■ EXERCISE DETAILS: The answer should consist of each line below that contains the word "JSON".

Dataset entries:
==============================

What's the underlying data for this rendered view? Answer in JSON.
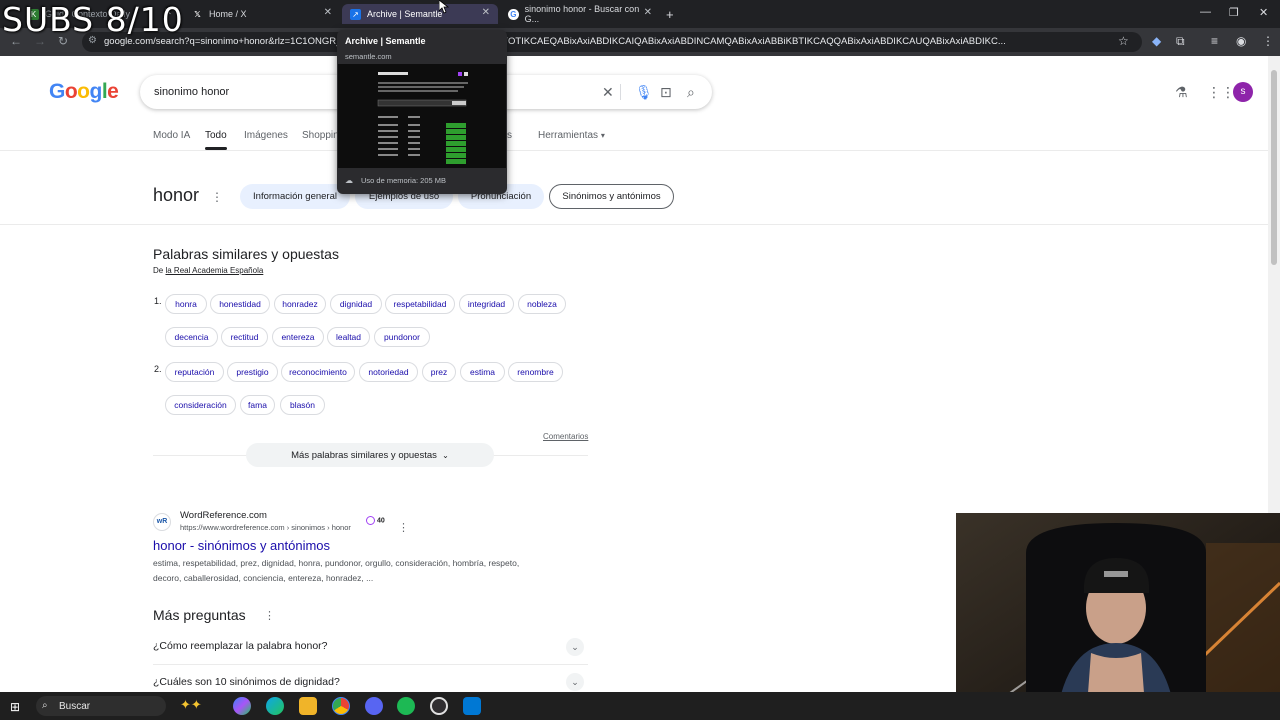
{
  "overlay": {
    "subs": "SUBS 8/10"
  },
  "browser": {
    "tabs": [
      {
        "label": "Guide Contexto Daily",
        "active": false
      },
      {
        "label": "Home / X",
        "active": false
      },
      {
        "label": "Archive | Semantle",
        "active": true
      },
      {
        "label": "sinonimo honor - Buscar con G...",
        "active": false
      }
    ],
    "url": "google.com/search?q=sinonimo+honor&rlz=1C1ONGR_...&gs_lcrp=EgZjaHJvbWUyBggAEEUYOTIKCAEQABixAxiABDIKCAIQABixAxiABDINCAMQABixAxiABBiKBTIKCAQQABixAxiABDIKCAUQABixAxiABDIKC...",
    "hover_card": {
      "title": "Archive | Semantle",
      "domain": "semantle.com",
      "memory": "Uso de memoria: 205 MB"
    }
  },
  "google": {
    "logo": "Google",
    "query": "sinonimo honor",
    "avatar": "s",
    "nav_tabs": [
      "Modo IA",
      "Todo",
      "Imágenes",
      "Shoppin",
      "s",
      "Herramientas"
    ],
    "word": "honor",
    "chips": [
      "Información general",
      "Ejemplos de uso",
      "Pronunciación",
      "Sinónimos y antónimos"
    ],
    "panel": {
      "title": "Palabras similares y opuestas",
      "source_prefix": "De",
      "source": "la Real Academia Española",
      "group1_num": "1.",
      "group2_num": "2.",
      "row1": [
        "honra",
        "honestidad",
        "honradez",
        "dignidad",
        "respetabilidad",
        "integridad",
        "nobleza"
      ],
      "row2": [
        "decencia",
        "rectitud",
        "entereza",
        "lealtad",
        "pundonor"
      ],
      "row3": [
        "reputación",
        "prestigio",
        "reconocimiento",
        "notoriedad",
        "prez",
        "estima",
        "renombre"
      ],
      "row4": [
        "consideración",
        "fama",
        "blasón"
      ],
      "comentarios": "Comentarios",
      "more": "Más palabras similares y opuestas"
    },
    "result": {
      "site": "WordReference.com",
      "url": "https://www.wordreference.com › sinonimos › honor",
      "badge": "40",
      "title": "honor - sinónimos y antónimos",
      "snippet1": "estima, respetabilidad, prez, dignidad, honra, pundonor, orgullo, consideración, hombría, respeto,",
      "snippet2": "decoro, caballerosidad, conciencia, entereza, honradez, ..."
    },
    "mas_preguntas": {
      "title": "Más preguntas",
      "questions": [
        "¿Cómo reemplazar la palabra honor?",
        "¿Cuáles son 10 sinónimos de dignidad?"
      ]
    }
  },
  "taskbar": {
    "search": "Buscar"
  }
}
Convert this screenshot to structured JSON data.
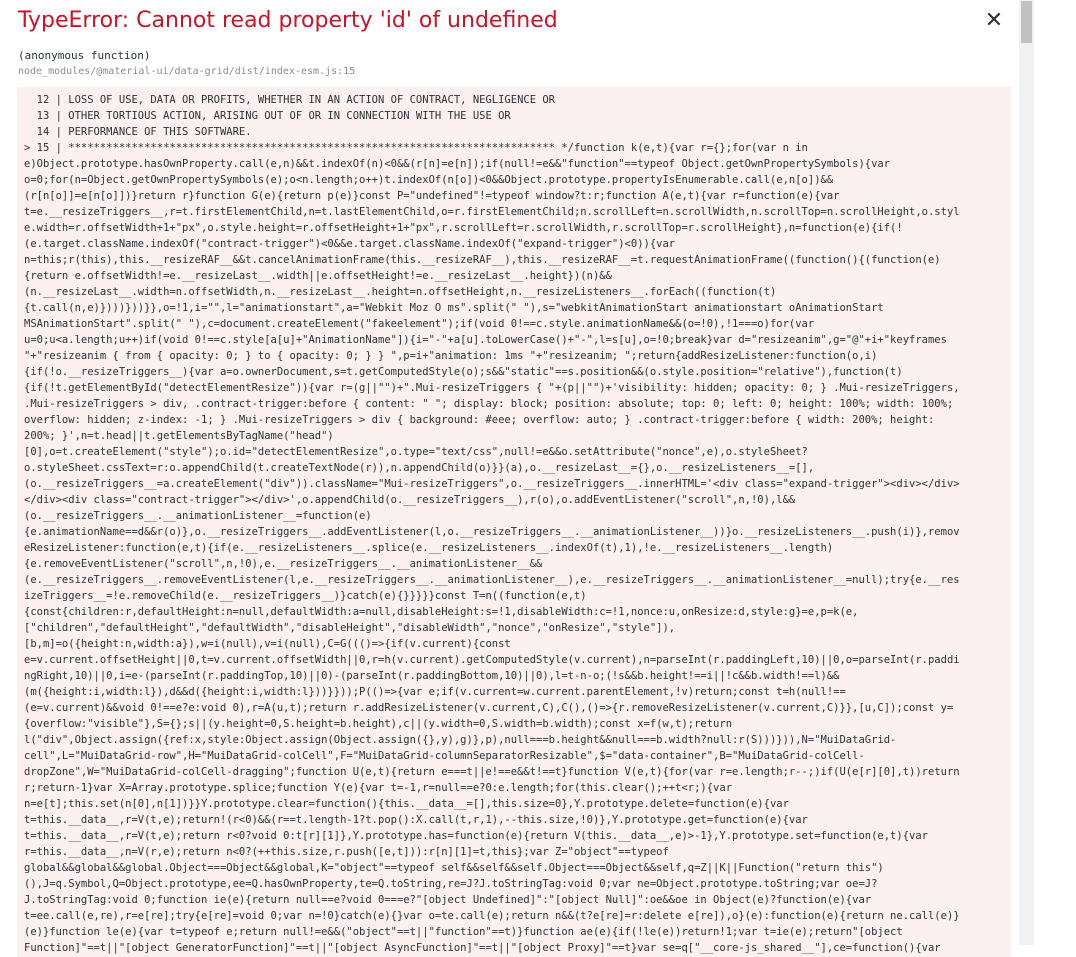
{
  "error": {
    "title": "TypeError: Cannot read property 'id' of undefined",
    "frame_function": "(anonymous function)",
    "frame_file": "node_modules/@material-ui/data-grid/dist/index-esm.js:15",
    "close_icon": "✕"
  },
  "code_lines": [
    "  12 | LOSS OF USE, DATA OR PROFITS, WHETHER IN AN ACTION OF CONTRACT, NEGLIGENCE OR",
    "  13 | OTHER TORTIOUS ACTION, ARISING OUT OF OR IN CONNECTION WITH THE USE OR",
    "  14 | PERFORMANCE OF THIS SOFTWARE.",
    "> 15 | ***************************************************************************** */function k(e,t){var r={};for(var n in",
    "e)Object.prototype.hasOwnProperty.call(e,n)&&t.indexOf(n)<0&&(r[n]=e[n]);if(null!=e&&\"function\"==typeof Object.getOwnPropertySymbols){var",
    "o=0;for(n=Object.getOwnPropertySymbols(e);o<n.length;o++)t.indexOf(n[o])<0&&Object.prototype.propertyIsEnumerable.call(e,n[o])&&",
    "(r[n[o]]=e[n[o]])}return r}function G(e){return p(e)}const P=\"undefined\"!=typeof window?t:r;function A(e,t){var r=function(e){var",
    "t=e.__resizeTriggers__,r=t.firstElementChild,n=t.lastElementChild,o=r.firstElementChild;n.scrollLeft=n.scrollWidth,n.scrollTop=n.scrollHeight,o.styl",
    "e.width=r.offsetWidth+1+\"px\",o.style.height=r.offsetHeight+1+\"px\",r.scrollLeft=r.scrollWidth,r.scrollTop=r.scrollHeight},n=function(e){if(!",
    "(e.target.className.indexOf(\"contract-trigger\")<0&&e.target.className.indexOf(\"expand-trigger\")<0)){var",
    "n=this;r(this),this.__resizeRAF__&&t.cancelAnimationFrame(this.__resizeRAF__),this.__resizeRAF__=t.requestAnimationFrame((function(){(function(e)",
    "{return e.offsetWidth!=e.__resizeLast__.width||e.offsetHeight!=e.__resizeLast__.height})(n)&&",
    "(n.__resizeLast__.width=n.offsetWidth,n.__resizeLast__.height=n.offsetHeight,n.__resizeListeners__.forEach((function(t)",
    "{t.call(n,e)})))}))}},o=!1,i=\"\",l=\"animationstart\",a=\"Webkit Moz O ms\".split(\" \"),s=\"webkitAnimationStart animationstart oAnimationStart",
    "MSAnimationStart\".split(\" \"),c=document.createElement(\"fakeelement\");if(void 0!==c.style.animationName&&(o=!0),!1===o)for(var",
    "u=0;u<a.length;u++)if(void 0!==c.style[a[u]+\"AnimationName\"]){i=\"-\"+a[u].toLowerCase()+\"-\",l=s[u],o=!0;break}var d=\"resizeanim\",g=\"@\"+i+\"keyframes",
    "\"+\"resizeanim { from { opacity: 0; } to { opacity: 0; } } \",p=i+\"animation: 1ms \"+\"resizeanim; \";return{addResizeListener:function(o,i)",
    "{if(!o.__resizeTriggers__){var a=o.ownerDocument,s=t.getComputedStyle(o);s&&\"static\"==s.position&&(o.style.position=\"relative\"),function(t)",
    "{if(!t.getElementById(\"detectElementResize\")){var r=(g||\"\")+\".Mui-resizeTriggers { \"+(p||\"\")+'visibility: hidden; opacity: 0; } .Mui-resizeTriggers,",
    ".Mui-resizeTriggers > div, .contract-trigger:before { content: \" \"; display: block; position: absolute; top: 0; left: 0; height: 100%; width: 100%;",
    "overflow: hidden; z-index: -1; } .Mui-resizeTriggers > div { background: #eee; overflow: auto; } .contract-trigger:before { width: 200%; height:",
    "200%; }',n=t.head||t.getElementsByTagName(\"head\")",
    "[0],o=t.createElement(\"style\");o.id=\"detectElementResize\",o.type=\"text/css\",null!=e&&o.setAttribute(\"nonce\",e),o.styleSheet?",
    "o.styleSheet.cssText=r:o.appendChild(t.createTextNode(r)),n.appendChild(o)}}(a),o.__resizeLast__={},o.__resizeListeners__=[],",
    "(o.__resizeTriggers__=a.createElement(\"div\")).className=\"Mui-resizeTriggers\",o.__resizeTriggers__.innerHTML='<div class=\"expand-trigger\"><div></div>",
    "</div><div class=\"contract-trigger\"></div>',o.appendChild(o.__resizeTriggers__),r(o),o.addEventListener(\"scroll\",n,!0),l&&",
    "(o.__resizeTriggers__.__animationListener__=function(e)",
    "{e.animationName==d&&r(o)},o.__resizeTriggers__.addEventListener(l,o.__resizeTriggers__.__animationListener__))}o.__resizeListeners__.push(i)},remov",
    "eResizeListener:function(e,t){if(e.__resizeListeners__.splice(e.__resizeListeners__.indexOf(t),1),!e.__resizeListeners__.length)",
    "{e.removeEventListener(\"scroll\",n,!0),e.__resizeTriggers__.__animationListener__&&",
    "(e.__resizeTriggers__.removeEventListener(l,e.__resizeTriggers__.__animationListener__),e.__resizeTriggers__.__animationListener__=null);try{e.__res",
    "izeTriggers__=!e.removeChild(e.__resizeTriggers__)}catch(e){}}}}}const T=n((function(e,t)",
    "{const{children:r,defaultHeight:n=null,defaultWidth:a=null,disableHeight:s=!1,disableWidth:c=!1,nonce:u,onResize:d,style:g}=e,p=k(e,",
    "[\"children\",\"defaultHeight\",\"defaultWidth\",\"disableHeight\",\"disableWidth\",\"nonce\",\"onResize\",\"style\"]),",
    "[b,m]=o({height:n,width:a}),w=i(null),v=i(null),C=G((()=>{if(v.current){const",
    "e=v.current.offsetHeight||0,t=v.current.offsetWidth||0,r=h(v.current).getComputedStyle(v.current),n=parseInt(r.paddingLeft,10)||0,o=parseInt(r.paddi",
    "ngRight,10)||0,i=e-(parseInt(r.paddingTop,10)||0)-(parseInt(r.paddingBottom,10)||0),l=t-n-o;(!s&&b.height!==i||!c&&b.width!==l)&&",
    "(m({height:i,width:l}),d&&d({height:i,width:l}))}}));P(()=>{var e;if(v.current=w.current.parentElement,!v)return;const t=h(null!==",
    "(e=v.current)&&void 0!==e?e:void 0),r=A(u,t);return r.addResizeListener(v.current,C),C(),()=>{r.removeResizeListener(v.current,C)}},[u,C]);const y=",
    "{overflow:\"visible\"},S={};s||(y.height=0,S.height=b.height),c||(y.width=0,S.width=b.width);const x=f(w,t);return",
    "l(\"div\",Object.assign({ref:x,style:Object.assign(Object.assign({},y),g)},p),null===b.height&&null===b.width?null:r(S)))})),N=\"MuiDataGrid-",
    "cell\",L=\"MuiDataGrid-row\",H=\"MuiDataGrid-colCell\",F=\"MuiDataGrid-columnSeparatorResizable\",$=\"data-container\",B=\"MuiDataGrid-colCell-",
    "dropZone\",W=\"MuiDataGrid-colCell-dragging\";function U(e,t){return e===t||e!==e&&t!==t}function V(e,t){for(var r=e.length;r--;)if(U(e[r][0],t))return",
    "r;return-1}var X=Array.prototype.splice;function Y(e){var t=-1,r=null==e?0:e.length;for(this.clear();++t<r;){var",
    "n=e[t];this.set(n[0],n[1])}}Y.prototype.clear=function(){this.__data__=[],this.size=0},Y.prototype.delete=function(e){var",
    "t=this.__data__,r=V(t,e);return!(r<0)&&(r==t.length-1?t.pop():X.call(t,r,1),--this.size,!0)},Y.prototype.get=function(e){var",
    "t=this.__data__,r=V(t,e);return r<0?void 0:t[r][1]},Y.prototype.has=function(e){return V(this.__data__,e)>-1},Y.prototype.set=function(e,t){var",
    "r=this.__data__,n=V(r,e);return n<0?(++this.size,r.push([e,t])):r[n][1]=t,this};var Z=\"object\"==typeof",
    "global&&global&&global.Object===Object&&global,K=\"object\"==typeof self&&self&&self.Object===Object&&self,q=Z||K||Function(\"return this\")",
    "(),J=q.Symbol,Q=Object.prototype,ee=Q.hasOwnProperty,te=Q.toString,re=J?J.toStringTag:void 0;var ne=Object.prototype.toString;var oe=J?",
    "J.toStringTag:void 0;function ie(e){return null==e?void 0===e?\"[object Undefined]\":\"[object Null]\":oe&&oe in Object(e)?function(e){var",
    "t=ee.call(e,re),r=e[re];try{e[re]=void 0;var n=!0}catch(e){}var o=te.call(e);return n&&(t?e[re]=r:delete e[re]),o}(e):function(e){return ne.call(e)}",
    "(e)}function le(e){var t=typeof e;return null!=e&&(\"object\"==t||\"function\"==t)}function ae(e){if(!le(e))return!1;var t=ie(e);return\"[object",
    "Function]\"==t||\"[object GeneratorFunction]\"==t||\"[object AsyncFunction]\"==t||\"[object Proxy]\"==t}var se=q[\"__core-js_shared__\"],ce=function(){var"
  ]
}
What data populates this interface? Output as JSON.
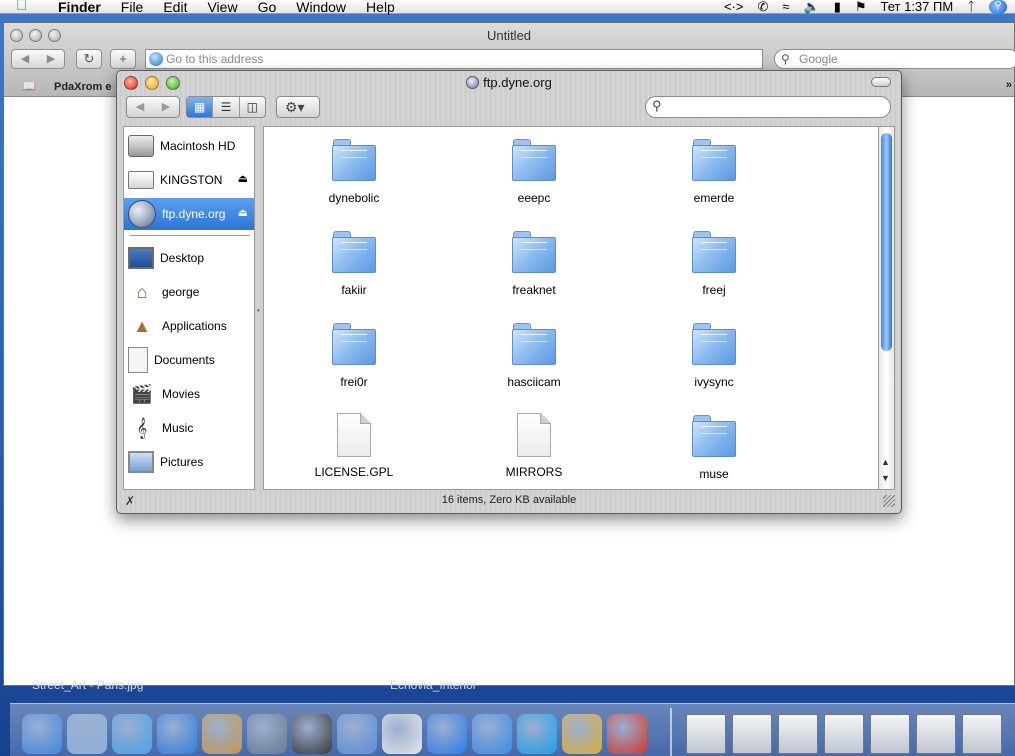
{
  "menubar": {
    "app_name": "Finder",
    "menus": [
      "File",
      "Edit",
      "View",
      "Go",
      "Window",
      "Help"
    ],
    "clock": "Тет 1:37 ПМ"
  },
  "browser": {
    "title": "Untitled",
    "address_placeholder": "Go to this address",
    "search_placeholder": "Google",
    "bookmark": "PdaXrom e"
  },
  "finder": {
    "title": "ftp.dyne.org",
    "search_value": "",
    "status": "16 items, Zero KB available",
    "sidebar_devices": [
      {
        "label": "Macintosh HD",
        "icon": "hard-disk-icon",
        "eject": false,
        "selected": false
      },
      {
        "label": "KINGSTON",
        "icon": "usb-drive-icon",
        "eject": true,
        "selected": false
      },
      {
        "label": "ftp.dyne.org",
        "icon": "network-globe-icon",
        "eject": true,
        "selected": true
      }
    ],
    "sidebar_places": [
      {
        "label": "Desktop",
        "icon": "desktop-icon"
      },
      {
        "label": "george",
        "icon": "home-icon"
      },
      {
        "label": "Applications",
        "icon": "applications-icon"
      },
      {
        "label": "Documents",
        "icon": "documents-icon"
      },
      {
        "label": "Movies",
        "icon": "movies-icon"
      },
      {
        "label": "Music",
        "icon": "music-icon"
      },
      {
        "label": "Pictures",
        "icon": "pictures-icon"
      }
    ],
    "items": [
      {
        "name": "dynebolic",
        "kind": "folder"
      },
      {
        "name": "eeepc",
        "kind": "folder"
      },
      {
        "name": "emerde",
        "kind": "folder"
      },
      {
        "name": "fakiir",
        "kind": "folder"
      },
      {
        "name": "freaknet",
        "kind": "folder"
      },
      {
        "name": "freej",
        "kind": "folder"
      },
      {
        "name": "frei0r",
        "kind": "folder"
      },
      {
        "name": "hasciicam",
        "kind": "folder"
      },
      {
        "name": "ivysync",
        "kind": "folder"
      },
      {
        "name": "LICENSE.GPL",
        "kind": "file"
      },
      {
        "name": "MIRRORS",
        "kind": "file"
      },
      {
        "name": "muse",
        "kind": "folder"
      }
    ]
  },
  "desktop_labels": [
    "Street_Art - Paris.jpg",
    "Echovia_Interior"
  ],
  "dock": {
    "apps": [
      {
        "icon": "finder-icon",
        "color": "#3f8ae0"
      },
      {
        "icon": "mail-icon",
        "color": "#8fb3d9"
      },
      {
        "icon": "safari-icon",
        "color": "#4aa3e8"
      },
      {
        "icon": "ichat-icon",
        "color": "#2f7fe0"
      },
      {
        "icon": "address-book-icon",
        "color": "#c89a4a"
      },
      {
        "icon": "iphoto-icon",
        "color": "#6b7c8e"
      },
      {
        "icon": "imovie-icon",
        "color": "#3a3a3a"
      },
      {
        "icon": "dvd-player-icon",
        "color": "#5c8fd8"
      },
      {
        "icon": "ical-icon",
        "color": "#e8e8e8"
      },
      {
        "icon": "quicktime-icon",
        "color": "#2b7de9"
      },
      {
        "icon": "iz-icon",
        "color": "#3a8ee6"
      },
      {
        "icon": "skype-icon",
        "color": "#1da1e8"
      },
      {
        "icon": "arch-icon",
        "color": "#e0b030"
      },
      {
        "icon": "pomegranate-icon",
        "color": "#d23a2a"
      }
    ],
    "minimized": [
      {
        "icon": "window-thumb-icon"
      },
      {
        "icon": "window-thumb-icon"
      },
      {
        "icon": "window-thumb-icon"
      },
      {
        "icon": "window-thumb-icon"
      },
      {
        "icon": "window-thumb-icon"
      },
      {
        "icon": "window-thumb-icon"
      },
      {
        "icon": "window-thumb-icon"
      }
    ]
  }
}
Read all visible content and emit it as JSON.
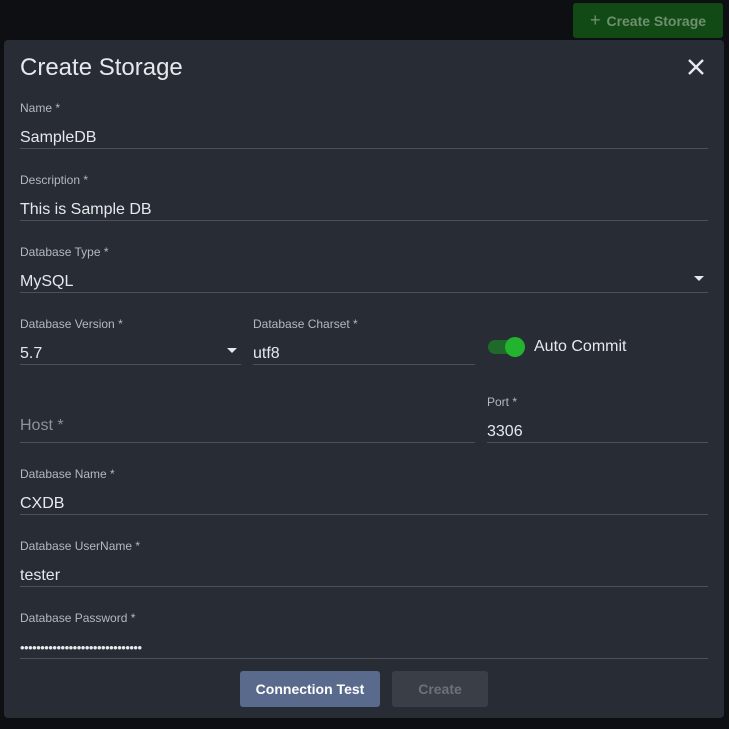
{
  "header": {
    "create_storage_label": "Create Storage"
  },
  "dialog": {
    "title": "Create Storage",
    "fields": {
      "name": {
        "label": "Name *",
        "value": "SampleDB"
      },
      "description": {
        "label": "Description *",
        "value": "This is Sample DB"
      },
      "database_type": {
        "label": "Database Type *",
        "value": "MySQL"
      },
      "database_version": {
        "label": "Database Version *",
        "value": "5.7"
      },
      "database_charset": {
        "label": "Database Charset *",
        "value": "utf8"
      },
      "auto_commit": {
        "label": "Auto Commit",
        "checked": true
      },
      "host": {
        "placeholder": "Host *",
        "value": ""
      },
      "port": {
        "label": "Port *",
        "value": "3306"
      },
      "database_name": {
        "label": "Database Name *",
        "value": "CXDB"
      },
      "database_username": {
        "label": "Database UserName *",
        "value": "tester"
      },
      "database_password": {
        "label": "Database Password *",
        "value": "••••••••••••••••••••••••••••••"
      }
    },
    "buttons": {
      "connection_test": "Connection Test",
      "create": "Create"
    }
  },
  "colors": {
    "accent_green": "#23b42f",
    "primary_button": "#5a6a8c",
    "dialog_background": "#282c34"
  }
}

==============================

■ WRITTEN ANSWER:
What's the underlying data for this rendered view? Answer in JSON.
Convert this screenshot to structured JSON data.
What data populates this interface? Output as JSON.
Read all visible content and emit it as JSON.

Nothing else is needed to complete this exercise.